It is a curious state of affairs but the more safe, secure and established a democracy is, the less value there seems to be placed on the right to vote or regard given to the people we elect.
That scorn for the motives of those who seek political office is rather more prevalent than gratitude for the service they give is plain to see, with many declining to vote, claiming “what’s the point?”
That apathy and lack of thanks masks the fact many people give up a great deal to hold office and represent the views of their constituents.
This is never more true than for local councillors – the rewards aren’t huge but the demands in terms of hours and stress can be considerable.
One such stalwart of local democracy was Councillor Jimmy Doig who has passed away and whose funeral is on Monday.
As a councillor independent of any political party he juggled running a successful business with heading up the council while always doing the best for Perth, the city he was born and brought up in and where he lived all of his 85 years.
He served on the council for 40 years and tribute was paid by the current leader of the council administration, Ian Miller, who described Mr Doig as ““plain speaking, down to earth and fiercely proud of Perth and Kinross”.
Mr Miller too has worked in local government for 22 years but has decided to retire without seeking re-election in the forthcoming May elections.
Over that time he has headed up an administration which has seen Perth and Kinross prosper and grow, laying the foundations for the City of Culture 2021 bid.

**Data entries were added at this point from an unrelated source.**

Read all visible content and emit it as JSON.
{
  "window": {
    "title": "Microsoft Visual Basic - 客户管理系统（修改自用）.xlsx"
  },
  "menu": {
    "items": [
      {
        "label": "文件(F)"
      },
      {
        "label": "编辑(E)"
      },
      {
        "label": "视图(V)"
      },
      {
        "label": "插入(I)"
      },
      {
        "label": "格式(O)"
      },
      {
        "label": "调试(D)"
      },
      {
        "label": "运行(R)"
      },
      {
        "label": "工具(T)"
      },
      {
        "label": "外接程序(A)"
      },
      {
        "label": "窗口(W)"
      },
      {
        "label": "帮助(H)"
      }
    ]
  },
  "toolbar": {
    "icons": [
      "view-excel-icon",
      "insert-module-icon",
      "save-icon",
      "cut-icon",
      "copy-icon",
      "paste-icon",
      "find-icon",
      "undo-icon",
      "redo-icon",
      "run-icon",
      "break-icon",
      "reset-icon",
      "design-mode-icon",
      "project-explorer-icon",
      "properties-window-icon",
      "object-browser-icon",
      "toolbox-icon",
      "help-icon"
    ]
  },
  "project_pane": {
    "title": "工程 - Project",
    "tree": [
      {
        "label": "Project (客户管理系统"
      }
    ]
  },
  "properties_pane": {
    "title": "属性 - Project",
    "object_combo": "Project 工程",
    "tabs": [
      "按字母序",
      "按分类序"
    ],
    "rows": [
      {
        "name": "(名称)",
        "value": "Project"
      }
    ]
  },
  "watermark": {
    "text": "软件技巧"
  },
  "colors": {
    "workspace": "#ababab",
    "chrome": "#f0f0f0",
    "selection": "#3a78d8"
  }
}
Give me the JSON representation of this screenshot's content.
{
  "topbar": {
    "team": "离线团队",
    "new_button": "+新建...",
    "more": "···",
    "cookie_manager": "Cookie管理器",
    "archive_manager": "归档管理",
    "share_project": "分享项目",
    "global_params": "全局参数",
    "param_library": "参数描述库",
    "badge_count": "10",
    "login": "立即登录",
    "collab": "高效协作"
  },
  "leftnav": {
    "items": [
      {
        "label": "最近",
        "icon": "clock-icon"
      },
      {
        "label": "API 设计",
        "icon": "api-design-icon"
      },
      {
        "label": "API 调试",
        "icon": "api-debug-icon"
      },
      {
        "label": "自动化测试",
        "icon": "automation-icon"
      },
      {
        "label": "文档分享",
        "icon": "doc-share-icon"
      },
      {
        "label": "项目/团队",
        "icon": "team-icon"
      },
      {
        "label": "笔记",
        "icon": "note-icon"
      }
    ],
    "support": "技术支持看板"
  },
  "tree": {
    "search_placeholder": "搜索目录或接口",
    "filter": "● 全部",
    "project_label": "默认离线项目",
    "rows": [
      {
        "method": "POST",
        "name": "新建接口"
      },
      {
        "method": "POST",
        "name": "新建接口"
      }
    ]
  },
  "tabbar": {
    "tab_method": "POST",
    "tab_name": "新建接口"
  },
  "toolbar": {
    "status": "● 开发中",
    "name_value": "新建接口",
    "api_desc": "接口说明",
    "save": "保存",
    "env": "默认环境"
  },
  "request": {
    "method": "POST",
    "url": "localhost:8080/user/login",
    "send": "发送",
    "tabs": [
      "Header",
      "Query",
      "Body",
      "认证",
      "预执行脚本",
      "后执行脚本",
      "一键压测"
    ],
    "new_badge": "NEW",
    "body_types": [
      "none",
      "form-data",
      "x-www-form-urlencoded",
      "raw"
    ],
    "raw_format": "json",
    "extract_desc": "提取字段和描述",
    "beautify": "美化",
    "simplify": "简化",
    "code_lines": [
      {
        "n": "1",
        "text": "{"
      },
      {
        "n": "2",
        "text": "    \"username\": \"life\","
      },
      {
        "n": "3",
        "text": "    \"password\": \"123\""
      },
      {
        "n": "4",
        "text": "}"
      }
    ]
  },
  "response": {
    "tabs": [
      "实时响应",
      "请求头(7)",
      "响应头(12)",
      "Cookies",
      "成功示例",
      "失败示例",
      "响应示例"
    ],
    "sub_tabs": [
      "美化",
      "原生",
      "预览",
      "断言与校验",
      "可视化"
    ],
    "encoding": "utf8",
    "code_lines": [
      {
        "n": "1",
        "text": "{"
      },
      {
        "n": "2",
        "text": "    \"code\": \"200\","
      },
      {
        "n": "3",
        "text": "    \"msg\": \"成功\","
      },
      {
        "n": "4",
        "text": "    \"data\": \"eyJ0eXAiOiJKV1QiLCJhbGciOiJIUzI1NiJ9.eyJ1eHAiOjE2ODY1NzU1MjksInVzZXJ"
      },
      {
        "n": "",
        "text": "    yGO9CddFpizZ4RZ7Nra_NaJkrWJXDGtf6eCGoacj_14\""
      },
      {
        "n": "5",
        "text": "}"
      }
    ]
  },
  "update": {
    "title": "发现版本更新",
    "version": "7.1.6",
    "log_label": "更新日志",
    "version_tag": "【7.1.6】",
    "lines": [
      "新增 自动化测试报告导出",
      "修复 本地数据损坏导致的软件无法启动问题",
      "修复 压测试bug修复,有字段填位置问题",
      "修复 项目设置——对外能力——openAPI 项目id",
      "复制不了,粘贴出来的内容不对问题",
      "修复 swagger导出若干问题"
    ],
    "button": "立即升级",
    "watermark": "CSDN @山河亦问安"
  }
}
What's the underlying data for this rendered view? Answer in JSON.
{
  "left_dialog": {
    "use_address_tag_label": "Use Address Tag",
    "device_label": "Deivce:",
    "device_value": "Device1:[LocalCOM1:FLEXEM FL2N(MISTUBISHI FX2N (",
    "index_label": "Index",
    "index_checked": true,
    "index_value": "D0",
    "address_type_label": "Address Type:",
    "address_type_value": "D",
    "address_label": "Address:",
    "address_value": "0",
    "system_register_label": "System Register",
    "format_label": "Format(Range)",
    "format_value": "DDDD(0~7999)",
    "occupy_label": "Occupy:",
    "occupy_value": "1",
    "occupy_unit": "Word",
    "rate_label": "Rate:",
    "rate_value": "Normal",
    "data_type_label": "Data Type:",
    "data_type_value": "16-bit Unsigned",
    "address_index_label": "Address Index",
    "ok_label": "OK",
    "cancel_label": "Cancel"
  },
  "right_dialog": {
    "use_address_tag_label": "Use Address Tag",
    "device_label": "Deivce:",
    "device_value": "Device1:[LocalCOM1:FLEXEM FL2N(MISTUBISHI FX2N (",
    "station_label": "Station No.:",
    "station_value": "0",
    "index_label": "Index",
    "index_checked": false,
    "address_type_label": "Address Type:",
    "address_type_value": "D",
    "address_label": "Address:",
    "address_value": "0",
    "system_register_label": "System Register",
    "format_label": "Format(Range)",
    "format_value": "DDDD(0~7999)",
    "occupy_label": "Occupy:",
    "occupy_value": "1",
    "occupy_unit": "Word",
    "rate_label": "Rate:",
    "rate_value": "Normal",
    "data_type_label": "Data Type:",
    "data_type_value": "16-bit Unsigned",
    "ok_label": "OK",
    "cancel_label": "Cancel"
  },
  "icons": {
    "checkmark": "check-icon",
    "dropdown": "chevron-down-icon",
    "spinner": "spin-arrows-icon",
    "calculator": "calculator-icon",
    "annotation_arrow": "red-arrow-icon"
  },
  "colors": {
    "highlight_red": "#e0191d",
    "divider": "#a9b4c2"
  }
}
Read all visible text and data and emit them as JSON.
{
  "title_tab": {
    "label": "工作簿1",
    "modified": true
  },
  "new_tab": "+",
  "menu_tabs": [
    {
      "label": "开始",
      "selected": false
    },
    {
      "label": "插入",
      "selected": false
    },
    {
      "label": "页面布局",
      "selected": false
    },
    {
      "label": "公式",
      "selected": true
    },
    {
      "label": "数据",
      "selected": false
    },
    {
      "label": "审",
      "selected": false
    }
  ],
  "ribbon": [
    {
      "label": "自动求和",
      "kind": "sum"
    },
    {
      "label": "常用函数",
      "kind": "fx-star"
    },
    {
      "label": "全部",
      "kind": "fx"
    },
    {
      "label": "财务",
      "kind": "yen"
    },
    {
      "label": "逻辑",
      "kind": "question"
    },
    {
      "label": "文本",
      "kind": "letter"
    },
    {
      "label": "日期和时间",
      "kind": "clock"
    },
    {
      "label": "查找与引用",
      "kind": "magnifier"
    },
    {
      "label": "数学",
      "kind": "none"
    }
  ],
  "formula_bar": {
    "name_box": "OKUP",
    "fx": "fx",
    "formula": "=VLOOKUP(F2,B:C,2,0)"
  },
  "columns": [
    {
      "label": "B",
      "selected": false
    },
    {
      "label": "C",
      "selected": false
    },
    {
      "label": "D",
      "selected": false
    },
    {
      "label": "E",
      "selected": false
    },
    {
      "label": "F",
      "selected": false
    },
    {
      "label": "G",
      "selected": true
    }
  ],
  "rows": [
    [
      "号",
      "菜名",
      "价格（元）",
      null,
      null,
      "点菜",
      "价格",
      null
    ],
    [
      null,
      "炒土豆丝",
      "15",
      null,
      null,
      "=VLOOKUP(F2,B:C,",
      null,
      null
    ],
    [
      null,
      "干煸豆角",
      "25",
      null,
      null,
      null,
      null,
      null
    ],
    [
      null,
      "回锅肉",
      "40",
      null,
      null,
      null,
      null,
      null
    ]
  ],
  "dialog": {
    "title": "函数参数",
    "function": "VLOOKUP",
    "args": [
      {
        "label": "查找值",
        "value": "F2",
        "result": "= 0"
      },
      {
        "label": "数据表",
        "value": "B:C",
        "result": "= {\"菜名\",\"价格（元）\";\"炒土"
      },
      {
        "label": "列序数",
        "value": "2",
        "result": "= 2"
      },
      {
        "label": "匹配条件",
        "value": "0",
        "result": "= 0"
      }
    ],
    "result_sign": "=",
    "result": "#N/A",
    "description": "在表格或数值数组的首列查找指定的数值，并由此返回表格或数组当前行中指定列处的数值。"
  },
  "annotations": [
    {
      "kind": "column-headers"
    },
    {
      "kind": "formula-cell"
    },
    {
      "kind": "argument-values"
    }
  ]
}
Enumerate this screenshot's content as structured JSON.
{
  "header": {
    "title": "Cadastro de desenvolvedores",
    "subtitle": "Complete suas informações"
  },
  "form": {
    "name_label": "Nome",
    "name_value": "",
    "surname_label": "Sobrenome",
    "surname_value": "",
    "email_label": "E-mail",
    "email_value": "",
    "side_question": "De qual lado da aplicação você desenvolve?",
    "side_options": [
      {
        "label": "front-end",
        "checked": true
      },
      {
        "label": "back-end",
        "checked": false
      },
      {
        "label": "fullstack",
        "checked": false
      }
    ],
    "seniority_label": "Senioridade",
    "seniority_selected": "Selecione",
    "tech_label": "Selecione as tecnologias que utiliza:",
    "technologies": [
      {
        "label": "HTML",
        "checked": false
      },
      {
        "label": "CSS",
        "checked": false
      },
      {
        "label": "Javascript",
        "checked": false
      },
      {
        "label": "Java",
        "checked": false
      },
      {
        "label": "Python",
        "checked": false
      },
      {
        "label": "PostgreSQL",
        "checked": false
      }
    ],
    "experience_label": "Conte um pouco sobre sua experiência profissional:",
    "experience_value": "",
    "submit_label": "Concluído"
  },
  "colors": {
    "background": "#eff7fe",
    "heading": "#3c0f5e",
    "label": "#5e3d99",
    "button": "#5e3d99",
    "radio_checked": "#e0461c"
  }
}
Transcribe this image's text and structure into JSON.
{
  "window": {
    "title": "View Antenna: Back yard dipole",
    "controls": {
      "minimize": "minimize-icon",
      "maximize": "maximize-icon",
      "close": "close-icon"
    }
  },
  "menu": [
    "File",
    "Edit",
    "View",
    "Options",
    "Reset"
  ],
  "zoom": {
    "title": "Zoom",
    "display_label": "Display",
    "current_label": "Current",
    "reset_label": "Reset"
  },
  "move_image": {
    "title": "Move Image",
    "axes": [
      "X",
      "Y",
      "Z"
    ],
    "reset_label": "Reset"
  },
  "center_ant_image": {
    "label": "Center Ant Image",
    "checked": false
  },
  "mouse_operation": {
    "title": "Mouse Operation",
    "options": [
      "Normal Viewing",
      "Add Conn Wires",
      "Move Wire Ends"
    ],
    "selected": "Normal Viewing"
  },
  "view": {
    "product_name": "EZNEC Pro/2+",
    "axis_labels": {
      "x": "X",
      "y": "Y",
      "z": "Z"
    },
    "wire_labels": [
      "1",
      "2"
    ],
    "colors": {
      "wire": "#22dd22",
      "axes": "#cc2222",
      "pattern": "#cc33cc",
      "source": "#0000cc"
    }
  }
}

So the next time you feel inclined to dismiss politicians as self-serving, think of those who devoted many years to public service – and if you are still not convinced, why not stand for election?